"Fine Dignity, Picturesque Beauty, and Serious Purpose": The Reorientation of Suffrage Media in the Twentieth Century
Master of Arts (MA)
Semester of Degree Completion
Lynne E. Curry
Throughout the first half century of the woman's suffrage movement, the women of the movement were depicted as dastardly, masculine women who usurped the family structure with their penchant for politics. In the twentieth century, a new generation of woman's suffragists took command of their appearance in the media. Instead of controversial figures, woman's suffragists were envisioned as normal, beautiful women and mothers. Through the use of mass media, woman suffragists restructured their campaign to convince the general public that society needed women to clean up politics. In doing so, suffragists sacrificed their goals of sexual equality in favor of their particular femininity.
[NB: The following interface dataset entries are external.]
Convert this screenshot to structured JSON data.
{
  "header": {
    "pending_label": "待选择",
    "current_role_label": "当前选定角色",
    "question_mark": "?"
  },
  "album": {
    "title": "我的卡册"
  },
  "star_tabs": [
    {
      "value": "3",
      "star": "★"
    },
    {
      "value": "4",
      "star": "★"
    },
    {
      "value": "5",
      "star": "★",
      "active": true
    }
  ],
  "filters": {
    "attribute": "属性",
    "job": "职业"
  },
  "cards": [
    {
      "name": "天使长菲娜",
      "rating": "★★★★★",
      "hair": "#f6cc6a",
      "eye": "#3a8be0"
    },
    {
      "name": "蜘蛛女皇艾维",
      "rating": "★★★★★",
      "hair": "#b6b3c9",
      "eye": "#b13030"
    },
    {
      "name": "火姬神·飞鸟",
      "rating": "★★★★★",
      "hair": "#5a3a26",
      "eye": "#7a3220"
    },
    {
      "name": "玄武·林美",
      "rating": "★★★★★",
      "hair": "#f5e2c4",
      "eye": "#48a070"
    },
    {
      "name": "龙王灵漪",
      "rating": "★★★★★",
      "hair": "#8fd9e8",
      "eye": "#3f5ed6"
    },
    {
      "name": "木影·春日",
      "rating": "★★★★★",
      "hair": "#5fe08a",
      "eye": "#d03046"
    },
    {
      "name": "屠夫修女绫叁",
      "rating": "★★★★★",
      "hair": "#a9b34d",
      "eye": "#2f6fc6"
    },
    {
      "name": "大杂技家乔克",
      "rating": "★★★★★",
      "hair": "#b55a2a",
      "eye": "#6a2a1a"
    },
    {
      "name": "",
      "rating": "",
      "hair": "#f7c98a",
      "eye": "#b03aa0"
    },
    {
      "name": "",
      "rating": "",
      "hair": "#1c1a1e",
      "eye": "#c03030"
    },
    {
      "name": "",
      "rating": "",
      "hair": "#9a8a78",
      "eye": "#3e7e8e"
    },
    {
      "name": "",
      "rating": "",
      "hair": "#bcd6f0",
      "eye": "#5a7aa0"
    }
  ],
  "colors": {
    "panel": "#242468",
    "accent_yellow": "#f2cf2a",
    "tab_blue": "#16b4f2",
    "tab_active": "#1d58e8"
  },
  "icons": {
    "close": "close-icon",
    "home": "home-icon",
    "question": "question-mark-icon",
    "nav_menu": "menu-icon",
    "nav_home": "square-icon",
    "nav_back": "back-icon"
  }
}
They celebrated their gender as the particular reason that they needed the vote, unlike earlier suffragists who declared that they deserved it. Using film, postcards, illustrations, and public demonstrations, suffragists created a comprehensive campaign that reached millions with the singular message that enfranchisement would be both politically significant and a natural extension of feminine virtues. Though the woman's suffrage movement in the twentieth century was one of modern means, the message was fundamentally traditional.
Scarbrough, Emily, ""Fine Dignity, Picturesque Beauty, and Serious Purpose": The Reorientation of Suffrage Media in the Twentieth Century" (2015). Masters Theses. 2033.
Social Influence and Political Communication Commons, United States History Commons, Women's Studies Commons